Recorded data:
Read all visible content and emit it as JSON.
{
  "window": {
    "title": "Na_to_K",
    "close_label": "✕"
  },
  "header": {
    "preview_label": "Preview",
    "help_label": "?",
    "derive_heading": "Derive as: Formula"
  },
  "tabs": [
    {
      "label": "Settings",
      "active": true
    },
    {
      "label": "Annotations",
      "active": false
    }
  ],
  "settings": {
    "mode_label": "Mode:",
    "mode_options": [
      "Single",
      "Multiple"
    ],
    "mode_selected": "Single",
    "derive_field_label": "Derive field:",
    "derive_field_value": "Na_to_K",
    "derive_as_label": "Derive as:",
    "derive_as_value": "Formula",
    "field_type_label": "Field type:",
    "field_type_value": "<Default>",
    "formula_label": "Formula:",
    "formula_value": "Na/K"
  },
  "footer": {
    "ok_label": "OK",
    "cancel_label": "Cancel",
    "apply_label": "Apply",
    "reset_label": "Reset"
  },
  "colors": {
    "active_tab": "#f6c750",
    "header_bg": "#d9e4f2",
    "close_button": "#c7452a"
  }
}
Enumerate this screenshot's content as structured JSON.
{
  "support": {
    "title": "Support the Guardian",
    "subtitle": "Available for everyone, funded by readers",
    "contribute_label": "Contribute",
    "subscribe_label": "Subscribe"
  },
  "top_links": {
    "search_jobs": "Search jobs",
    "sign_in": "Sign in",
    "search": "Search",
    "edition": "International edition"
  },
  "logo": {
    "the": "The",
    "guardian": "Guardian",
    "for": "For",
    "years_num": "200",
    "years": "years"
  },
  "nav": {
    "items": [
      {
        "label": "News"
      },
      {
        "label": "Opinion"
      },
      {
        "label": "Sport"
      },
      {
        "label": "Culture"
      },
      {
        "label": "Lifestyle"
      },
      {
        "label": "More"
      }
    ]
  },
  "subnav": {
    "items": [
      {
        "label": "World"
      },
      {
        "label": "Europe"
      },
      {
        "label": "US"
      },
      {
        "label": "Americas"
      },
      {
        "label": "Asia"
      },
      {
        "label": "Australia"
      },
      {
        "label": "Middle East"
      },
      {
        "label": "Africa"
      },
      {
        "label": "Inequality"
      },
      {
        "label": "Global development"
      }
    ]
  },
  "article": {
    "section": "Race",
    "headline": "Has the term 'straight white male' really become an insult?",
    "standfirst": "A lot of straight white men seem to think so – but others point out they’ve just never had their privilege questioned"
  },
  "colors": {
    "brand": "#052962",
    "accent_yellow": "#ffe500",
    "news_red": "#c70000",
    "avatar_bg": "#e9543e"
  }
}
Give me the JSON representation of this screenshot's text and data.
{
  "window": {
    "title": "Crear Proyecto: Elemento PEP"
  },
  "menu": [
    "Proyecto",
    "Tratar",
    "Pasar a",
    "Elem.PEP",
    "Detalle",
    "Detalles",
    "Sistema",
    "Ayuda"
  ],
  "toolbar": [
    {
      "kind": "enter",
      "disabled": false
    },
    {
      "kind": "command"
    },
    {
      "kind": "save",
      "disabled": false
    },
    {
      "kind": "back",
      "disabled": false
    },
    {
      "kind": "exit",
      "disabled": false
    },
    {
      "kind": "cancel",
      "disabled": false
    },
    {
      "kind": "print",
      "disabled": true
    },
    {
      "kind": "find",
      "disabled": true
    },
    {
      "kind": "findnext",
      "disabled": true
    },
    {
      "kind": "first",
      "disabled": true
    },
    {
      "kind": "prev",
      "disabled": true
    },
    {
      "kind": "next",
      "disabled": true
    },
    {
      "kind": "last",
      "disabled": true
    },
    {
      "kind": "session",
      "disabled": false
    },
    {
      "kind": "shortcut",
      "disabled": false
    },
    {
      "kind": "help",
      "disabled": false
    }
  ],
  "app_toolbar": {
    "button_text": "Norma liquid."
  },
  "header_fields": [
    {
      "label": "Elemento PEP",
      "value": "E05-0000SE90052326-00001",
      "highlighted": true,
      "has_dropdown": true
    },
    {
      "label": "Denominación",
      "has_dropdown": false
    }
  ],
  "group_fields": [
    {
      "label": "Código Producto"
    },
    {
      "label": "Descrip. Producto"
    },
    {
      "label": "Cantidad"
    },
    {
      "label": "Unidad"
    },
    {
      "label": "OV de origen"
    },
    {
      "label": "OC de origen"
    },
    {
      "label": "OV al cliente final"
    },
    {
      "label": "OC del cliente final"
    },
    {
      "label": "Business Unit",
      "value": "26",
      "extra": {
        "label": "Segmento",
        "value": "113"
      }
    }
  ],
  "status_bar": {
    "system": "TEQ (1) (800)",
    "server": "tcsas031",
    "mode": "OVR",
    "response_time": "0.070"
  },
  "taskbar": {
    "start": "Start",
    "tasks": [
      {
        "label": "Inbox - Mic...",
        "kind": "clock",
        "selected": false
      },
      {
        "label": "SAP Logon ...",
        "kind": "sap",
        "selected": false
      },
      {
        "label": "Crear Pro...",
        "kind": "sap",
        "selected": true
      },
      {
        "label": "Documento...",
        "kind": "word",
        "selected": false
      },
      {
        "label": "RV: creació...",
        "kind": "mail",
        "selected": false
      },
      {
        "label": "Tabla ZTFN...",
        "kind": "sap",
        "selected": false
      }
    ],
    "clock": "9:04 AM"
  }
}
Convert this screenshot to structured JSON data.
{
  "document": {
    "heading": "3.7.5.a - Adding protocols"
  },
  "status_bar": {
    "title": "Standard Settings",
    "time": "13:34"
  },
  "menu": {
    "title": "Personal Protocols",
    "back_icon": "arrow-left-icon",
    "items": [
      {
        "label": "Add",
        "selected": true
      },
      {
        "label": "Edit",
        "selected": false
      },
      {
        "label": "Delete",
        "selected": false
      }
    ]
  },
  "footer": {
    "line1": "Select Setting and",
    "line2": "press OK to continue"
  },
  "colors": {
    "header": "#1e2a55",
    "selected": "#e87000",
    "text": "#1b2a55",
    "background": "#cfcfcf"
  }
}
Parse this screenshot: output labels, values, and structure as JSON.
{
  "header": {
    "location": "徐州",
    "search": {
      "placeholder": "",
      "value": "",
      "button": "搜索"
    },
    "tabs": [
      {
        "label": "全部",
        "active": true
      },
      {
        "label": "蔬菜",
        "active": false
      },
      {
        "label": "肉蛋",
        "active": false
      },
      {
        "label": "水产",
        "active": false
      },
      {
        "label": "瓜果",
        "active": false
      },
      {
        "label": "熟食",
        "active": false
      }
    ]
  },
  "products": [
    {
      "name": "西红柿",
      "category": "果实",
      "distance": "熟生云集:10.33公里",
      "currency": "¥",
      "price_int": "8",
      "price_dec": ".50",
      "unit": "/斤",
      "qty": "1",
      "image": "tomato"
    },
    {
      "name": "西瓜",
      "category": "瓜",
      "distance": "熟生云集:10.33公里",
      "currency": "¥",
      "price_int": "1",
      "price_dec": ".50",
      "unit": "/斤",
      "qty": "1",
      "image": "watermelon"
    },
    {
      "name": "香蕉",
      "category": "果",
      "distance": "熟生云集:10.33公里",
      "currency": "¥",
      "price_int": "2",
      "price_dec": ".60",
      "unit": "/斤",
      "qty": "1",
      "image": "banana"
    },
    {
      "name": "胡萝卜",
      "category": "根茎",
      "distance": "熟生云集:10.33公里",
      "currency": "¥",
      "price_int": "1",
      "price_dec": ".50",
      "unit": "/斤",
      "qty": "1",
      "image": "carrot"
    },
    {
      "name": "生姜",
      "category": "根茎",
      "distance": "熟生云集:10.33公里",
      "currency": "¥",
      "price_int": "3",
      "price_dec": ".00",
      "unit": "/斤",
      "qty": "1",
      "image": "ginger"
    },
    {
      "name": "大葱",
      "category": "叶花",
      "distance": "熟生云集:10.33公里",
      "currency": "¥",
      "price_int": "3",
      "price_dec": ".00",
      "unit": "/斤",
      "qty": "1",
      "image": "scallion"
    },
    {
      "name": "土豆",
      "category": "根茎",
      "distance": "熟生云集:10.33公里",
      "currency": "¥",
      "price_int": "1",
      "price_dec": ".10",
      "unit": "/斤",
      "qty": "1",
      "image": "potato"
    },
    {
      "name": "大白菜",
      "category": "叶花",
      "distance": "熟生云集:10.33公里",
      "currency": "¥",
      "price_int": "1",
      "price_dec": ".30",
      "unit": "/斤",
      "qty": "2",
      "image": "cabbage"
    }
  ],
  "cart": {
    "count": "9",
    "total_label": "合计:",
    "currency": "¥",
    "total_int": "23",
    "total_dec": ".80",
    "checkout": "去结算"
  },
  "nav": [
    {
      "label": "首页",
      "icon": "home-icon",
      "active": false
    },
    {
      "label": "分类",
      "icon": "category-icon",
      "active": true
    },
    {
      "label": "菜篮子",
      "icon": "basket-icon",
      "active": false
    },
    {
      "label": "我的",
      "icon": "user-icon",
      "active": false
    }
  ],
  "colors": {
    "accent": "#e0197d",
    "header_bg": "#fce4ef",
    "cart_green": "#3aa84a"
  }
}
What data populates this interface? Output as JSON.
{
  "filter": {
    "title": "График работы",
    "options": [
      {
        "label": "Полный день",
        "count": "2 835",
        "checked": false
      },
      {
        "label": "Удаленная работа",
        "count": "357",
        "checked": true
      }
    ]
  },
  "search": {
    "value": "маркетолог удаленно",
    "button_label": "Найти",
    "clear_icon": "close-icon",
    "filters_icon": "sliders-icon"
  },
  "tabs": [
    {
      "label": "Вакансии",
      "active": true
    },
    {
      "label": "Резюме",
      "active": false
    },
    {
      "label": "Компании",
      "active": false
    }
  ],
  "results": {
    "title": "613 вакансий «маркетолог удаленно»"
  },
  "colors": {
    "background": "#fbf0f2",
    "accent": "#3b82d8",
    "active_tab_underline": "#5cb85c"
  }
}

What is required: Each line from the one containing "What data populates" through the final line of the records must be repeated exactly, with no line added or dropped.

Written solution:
What data populates this interface? Output as JSON.
{
  "filter": {
    "title": "График работы",
    "options": [
      {
        "label": "Полный день",
        "count": "2 835",
        "checked": false
      },
      {
        "label": "Удаленная работа",
        "count": "357",
        "checked": true
      }
    ]
  },
  "search": {
    "value": "маркетолог удаленно",
    "button_label": "Найти",
    "clear_icon": "close-icon",
    "filters_icon": "sliders-icon"
  },
  "tabs": [
    {
      "label": "Вакансии",
      "active": true
    },
    {
      "label": "Резюме",
      "active": false
    },
    {
      "label": "Компании",
      "active": false
    }
  ],
  "results": {
    "title": "613 вакансий «маркетолог удаленно»"
  },
  "colors": {
    "background": "#fbf0f2",
    "accent": "#3b82d8",
    "active_tab_underline": "#5cb85c"
  }
}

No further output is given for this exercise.